## PROBLEM TO WORK ON
Only the lines of the data holding the string "meta" need to be returned.

## DATA RECORDS

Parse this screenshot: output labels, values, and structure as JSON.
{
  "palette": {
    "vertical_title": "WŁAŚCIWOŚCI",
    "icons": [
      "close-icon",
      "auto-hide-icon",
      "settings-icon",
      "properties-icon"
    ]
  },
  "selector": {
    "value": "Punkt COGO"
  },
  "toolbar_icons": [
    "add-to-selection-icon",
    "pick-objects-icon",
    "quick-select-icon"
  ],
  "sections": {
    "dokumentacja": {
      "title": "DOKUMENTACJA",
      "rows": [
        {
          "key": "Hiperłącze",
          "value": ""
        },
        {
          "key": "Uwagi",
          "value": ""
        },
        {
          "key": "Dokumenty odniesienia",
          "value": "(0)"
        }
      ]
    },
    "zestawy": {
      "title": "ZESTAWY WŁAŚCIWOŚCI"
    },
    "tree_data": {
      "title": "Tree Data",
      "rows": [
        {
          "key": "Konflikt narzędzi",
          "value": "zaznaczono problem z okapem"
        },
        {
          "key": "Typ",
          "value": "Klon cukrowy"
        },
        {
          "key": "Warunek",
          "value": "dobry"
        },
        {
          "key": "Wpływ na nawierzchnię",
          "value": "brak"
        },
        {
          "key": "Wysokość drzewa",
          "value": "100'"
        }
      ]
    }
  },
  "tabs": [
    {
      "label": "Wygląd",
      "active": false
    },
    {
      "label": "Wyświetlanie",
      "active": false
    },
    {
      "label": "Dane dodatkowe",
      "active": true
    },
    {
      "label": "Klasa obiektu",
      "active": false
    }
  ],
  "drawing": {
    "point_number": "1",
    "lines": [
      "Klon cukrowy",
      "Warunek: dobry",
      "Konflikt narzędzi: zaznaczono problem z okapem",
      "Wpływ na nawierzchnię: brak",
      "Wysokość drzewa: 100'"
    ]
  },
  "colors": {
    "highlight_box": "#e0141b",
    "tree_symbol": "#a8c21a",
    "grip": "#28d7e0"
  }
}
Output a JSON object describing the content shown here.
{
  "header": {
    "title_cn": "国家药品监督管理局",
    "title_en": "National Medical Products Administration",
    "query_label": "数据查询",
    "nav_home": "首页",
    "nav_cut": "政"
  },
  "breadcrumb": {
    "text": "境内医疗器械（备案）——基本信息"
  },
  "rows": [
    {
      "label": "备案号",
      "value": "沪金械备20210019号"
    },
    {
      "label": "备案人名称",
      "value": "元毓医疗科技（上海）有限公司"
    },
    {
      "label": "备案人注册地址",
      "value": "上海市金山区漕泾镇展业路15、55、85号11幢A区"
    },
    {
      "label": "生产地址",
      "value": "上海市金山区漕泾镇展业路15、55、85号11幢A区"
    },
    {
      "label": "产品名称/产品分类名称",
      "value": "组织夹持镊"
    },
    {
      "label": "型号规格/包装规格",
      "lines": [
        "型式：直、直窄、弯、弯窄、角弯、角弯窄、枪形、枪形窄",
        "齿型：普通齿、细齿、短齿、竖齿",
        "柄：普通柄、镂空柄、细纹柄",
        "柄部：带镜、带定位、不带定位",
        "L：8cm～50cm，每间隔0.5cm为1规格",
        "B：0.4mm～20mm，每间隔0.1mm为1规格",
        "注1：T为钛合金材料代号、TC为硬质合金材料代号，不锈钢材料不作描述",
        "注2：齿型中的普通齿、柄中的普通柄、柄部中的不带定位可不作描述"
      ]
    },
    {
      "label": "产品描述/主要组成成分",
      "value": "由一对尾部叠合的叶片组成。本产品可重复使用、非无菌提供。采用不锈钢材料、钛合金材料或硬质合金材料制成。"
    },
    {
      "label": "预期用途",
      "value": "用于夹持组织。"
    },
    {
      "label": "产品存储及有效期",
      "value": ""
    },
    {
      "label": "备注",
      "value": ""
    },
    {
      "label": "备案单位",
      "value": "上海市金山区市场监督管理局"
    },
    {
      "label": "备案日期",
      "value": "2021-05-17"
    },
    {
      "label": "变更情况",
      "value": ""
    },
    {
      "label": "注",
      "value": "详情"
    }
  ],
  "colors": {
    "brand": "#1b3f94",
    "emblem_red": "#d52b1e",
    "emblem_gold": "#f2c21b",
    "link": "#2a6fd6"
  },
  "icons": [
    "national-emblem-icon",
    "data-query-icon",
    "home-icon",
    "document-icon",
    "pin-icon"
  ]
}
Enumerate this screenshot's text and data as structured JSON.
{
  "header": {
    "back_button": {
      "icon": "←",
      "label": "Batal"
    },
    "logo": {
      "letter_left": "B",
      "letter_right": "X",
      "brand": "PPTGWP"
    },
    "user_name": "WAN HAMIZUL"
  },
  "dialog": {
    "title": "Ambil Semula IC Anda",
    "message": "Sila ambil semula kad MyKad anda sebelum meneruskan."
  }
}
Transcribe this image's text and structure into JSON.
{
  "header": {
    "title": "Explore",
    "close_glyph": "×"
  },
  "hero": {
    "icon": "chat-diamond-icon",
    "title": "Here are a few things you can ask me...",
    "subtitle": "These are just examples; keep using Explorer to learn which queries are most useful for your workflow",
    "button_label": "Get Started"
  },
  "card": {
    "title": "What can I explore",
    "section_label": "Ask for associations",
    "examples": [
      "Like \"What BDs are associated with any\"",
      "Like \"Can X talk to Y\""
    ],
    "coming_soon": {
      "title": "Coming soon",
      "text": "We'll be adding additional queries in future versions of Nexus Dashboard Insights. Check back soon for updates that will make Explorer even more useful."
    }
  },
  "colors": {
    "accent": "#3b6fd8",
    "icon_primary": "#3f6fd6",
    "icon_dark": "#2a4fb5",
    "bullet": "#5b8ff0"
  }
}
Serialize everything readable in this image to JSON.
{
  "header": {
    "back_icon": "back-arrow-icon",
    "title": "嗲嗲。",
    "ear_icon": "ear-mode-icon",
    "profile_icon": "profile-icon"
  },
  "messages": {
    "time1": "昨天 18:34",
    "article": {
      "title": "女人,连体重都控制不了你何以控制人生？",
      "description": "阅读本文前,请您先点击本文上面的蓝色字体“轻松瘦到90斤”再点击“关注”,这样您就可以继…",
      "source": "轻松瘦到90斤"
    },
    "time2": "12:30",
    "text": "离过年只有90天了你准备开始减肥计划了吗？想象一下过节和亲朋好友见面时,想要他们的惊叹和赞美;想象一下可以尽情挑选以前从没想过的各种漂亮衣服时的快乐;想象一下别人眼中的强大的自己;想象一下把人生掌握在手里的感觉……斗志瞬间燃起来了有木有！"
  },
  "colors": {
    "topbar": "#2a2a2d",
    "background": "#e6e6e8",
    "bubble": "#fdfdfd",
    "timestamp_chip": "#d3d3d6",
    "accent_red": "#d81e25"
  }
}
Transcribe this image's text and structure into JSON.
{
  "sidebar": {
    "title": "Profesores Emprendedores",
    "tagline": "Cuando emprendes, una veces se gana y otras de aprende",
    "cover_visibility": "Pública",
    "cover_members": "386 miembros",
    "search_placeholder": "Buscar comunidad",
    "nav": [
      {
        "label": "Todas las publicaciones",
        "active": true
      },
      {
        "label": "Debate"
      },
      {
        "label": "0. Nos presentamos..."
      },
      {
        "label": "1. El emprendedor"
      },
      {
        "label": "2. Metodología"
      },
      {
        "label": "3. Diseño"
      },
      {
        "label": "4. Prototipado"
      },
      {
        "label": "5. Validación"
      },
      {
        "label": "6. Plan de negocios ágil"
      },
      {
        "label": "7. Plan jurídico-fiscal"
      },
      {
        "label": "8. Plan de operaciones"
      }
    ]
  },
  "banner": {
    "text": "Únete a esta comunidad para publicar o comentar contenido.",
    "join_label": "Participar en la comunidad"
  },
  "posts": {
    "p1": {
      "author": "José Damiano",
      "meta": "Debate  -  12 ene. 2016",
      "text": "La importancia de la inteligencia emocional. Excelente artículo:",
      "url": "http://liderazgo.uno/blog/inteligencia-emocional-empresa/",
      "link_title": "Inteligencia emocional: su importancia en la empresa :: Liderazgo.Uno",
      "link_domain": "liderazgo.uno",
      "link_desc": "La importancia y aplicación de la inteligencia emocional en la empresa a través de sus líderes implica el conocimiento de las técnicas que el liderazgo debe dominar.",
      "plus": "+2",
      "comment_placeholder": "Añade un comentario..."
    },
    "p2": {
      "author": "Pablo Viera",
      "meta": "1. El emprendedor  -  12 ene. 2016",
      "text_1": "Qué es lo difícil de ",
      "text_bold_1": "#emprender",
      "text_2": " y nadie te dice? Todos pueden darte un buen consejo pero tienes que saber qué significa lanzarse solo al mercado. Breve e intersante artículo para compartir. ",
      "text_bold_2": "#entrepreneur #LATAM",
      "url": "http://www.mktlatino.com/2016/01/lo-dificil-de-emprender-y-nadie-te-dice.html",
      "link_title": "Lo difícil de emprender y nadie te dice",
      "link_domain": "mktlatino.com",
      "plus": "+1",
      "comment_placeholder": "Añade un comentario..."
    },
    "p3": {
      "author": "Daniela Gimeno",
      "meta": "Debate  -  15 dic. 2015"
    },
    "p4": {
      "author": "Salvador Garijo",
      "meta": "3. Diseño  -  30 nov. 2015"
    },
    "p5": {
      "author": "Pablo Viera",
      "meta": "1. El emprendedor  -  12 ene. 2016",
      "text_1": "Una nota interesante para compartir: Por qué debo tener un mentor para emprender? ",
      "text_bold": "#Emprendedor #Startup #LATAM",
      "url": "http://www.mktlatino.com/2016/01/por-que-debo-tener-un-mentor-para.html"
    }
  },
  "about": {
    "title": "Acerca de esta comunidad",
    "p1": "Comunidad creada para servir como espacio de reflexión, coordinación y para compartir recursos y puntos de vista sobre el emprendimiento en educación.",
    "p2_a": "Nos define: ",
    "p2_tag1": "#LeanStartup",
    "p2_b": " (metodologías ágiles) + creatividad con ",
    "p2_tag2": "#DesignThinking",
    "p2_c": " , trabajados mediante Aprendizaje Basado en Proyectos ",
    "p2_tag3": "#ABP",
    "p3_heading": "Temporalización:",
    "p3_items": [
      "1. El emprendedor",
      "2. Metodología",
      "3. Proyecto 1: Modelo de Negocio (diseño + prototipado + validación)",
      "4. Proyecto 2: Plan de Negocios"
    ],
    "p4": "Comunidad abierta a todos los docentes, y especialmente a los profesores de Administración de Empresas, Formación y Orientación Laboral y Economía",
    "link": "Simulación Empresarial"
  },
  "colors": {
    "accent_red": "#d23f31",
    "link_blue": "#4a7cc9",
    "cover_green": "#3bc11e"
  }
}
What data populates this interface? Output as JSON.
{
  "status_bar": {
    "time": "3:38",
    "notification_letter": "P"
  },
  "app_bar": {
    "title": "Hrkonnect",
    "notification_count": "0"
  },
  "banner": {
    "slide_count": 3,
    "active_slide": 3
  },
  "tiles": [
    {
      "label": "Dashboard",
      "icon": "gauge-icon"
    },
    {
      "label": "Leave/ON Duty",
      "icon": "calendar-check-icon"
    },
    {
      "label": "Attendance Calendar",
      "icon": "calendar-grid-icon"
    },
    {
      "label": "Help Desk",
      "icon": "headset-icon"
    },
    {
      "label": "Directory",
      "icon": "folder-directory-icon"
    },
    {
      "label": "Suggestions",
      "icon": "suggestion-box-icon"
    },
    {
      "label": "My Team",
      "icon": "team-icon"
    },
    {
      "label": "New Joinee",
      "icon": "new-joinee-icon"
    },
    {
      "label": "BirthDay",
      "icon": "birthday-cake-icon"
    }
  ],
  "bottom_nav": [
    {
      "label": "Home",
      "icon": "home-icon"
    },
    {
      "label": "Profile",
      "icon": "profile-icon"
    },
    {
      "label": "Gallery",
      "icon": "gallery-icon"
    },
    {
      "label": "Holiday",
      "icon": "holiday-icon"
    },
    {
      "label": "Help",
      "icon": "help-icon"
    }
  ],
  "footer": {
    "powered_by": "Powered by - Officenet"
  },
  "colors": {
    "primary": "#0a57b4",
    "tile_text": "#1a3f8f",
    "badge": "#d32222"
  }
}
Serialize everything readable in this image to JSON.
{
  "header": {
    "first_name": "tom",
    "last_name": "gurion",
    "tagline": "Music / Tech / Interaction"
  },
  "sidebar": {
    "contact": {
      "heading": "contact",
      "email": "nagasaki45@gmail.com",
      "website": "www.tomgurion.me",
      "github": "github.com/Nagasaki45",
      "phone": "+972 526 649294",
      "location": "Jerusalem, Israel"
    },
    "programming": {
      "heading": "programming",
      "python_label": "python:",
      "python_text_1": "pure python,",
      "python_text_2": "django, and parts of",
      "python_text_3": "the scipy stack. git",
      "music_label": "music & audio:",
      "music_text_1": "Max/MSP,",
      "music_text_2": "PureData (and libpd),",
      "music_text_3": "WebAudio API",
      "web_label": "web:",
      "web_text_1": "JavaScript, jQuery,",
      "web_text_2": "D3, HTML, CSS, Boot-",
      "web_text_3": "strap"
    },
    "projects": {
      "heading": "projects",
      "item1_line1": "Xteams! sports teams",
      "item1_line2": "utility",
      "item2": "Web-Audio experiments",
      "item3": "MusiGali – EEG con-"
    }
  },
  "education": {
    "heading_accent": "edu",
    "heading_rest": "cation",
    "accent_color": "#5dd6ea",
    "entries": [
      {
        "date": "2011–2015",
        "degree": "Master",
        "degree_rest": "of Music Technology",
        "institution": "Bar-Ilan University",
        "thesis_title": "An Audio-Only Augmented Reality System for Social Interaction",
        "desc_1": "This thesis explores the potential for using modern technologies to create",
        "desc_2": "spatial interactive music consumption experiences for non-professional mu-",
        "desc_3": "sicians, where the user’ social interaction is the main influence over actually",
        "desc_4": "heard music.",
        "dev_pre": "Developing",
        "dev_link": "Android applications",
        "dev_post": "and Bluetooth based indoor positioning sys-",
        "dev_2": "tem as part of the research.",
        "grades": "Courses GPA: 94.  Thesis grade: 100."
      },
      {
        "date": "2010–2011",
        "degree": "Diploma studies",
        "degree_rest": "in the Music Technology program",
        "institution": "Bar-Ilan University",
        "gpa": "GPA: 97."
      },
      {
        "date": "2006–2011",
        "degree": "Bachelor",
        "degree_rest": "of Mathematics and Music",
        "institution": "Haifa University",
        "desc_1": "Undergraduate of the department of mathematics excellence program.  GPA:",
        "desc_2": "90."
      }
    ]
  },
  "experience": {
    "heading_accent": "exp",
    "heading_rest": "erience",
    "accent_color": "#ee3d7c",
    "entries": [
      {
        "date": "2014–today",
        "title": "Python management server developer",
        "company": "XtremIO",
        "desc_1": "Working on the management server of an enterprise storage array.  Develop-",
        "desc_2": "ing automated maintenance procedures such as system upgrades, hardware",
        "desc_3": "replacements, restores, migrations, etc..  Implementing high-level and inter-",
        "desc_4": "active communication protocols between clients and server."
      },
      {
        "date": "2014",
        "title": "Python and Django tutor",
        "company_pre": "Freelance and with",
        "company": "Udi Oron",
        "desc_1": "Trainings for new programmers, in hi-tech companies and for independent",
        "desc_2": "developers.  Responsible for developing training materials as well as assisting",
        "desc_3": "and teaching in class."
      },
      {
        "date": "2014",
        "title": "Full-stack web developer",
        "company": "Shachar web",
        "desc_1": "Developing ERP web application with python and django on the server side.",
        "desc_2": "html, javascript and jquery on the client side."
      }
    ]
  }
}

## ANSWER TO THE PROBLEM
      "meta": "Debate  -  12 ene. 2016",
      "meta": "1. El emprendedor  -  12 ene. 2016",
      "meta": "Debate  -  15 dic. 2015"
      "meta": "3. Diseño  -  30 nov. 2015"
      "meta": "1. El emprendedor  -  12 ene. 2016",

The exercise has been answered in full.